The Lofts participated in the establishment of preacher-training programs, Christian camps, ministerial associations, the annual Church of Christ/Christian Church Missionary Conference and the Association for Christian Literature in Brazil (APLIC).


LAMP Missionary Magazine

At a luncheon for missionaries to Latin America, and others interested in evangelizing this part of the world, during the 1965 National Missionary Convention in Joplin, Missouri, Bill presented an idea for turning the spotlight of missionary interest upon Latin America. Until then there was little or no missionary promotion or thinking in terms of Latin America as a whole, but of individual "missions" or "missionaries" seeking support. This left vast areas and even entire countries with no emphasis among our brotherhood. The idea was to start a magazine to publicize the work being done, to bring about more coordination and cooperation and to present to the brotherhood-at-large the unity that exists among what some call "independent" missionaries. Being a part of the same body means functioning for the benefit of all and for the even greater purpose-expansion of God’s Kingdom on this earth.


Bill had no intentions of publishing a magazine, but only of stimulating the idea. He was convinced that others more capable than he, in the field of journalism and publishing, would be willing to do this. He would work at getting the missionaries to give it their backing and cooperation. No one volunteered to take on the project, but Bill was encouraged by a number of missionaries present, and by letters which came later, and from Bill McGilvery at Mission Services, to "take the bull by the horns" and do it himself. Some missionaries even sent money to help get out the first edition.
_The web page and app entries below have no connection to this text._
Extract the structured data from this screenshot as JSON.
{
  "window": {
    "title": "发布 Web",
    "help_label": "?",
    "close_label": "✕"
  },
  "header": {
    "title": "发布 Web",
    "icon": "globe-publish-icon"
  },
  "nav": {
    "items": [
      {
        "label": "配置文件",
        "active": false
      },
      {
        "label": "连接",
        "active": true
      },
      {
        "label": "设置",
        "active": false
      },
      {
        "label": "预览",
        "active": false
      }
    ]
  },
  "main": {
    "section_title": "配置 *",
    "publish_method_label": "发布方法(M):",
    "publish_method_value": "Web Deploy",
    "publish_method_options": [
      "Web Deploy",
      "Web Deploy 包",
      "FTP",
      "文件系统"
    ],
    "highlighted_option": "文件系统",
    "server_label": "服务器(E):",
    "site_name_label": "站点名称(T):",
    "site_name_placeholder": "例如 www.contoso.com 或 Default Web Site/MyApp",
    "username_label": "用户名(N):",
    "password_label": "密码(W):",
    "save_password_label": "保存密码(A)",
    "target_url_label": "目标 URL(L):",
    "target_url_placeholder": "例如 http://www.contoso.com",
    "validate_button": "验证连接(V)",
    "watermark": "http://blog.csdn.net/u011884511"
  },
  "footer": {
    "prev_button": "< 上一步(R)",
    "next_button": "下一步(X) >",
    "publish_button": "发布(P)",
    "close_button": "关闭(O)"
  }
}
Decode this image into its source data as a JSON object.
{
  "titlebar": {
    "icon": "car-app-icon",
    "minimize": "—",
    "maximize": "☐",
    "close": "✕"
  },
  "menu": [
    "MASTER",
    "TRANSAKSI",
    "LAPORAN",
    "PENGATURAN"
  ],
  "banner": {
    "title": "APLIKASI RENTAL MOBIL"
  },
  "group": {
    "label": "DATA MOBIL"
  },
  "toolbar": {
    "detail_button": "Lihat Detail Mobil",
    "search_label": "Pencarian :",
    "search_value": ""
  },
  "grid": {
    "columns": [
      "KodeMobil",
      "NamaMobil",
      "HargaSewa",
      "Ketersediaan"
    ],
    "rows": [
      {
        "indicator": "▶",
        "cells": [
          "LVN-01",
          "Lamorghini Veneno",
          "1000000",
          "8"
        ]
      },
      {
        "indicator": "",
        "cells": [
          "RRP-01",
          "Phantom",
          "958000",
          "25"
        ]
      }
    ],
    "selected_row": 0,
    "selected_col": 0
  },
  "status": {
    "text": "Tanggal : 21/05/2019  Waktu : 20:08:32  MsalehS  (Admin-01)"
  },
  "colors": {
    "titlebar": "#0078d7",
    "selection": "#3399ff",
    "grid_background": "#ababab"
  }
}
After much prayer and study of the project, Bill decided to publish one edition to "test the waters", to see if the missionaries would cooperate and if enough money would be on hand to get it published. All the correspondence with missionaries all over Latin America, study of journalism and publishing, raising of money, getting photographs, etc., at the same time the Lofts were involved in a dynamic program of evangelism, camps, preacher training, Portuguese language literature, building program, Christian school, Food for Peace programs, and Bill’s being president of SEMA (Evangelical Mechanized Agricultural Service), two years went by between the 1965 Convention and the first issue of the magazine in September, 1967. It was then decided to put out a second edition on the same basis.


Thus LAMP Missionary Magazine was born, and has been published on the average of four times a year ever since. Latin America Missionary Pioneers (L.A.M.P.) was incorporated on September 11, 1968, in the State of Indiana, as a non-profit organization with 21 directors, because the idea was launched at the 21st National Missionary Convention. L.A.M.P. secured mailing permit No. 21 at the Garret, Indian Post Office shortly thereafter.


Post Brazil

In 1969 the greatly increased Loft family moved to Puerto Rico to be in a more strategic location for recruitment and training of missionaries, for surveys and groundwork preparatory to opening of new fields in Latin America and the Caribbean, and for the gathering of news and reports and getting the edited copy of L.A.M.P. to the printer and mailer in the U.S.A.


The family now consisted of Sarah, born in Knoxville, Tenn., July 8, 1951; Billy, born in Belem, Para Brazil, March 13, 1953; Mara, born in Garret, Indiana, May 24, 1956; Jim, born in Belem, Para, Brazil, May 17, 1958; Lee, born in Taguating, Brasilia, Brazil, October 7, 1966; and two adopted daughters, Gerri and Alda, born in Estrella do Norte, Goias, Brazil.